“bees are the batteries of orchards, gardens, guard them”
Carol Ann Duffy

We have over 50 Applewood homes that have taken the Bee Safe pledge. You’ll see our houses designated with the Bee Safe yard signs.

Won’t you join us?

Want to see inside a live beehive? Check out this 24/7 livestream of a hive.

Yard Signs

A couple years ago, we started sharing bee yard signs with our beautiful Bee Friendly design. Now, you can see dozens of houses in the area with the sign, showing that they have taken the Bee Safe Pledge. Click here to learn about getting your yard sign!

Pollinator-friendly Yards

Okay, so does this mean you can’t have a “nice” yard? No way! Yes, let’s challenge what we view to be a nice yard. Let’s create habitats that can sustain our ecosystem. For some tips and resources to make your home more pollinator-friendly, click here!

Also here is a fabulous list of pollinator plants for Colorado yards thanks to Denver Urban Gardens.

Beekeeping

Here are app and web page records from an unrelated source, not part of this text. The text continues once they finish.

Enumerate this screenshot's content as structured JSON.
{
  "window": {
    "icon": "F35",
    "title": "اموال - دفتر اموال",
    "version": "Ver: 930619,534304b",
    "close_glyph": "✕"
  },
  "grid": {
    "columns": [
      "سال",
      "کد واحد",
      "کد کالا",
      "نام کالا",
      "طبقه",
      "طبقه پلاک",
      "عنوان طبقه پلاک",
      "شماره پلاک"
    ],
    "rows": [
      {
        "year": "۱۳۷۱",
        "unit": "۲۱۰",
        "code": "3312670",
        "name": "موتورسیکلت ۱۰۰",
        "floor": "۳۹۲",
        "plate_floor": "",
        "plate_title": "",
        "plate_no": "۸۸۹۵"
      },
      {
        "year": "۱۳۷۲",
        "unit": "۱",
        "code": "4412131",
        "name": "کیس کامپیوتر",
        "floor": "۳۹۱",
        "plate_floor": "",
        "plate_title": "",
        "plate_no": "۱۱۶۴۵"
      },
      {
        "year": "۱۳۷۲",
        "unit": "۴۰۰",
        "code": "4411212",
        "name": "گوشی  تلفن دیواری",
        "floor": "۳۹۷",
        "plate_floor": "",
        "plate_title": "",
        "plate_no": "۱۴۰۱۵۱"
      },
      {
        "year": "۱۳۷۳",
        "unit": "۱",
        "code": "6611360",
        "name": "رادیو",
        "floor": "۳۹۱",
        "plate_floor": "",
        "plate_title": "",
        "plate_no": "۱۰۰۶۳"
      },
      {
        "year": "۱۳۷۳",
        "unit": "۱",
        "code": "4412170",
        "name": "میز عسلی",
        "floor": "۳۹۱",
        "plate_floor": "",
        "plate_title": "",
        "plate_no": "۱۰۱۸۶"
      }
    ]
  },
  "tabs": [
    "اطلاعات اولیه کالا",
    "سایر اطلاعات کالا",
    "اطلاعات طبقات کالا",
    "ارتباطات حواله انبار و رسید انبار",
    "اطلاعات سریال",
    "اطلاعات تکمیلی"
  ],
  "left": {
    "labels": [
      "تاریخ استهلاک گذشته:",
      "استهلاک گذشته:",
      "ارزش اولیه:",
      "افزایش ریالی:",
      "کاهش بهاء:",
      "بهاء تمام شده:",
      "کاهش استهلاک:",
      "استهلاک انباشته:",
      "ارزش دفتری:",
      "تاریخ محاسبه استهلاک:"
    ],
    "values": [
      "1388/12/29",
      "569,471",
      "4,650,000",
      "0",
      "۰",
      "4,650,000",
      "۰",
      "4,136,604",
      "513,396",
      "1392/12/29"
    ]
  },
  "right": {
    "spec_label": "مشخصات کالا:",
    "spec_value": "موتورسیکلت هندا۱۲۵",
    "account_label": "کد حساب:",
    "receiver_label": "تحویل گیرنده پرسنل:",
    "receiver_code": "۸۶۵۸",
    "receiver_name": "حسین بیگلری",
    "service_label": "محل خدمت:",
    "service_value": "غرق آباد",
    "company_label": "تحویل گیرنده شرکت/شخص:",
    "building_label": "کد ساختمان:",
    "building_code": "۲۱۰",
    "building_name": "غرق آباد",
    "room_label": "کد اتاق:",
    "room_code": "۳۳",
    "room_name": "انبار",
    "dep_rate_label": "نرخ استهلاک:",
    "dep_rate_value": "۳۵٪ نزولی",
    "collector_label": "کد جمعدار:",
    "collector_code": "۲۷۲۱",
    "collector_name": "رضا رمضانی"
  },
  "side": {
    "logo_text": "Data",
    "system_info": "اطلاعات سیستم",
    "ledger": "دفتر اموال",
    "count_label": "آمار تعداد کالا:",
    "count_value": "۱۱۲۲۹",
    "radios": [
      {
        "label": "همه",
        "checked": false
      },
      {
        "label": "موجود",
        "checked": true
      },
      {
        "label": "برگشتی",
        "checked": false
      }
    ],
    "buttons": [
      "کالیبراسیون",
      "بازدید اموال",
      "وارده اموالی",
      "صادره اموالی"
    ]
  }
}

Would you like to learn about beekeeping? Make sure you’re on our mailing list to stay in the loop about our offerings. Also, click here to learn about our nearby Jeffco Beekeepers Association that some Sustainable Applewood members participate in.

Bee Swarms

At certain times of the year, you may end up seeing a swarm on a nearby bush or tree. Swarms are a way that hives reproduce. Click here to learn about contacting a nearby beekeeper who will safely remove the hive for free!

Honey 101

Many people don’t realize the nuances of honey. Click here to learn fascinating details about the honey industry. Lots more drama than you’d expect! It’s also covered in an episode of the Netflix series, Rotten. Be sure to buy your honey from a local, trusted source!

Bee Events

If you’d like to know when we host a bee-centric event, be sure to sign up here for our newsletter. Additionally, if there’s an event you’d like to see or help host, please reach out to us!!


Without insect pollination, most of the soil-holding and soil-enriching plants of uncultivated areas would die out, with far-reaching consequences to the ecology of the whole region.  Many herbs, shrubs, and trees of the forests and range depend on native insects for their reproduction; without these plants many wild animals and range stock would find little food. Now clean cultivation and the chemical destruction of hedgerows and weeds are eliminating the last sanctuaries of these pollinating insects and breaking the threads that bind life to life.

Rachel Carson


Bee Safe Applewood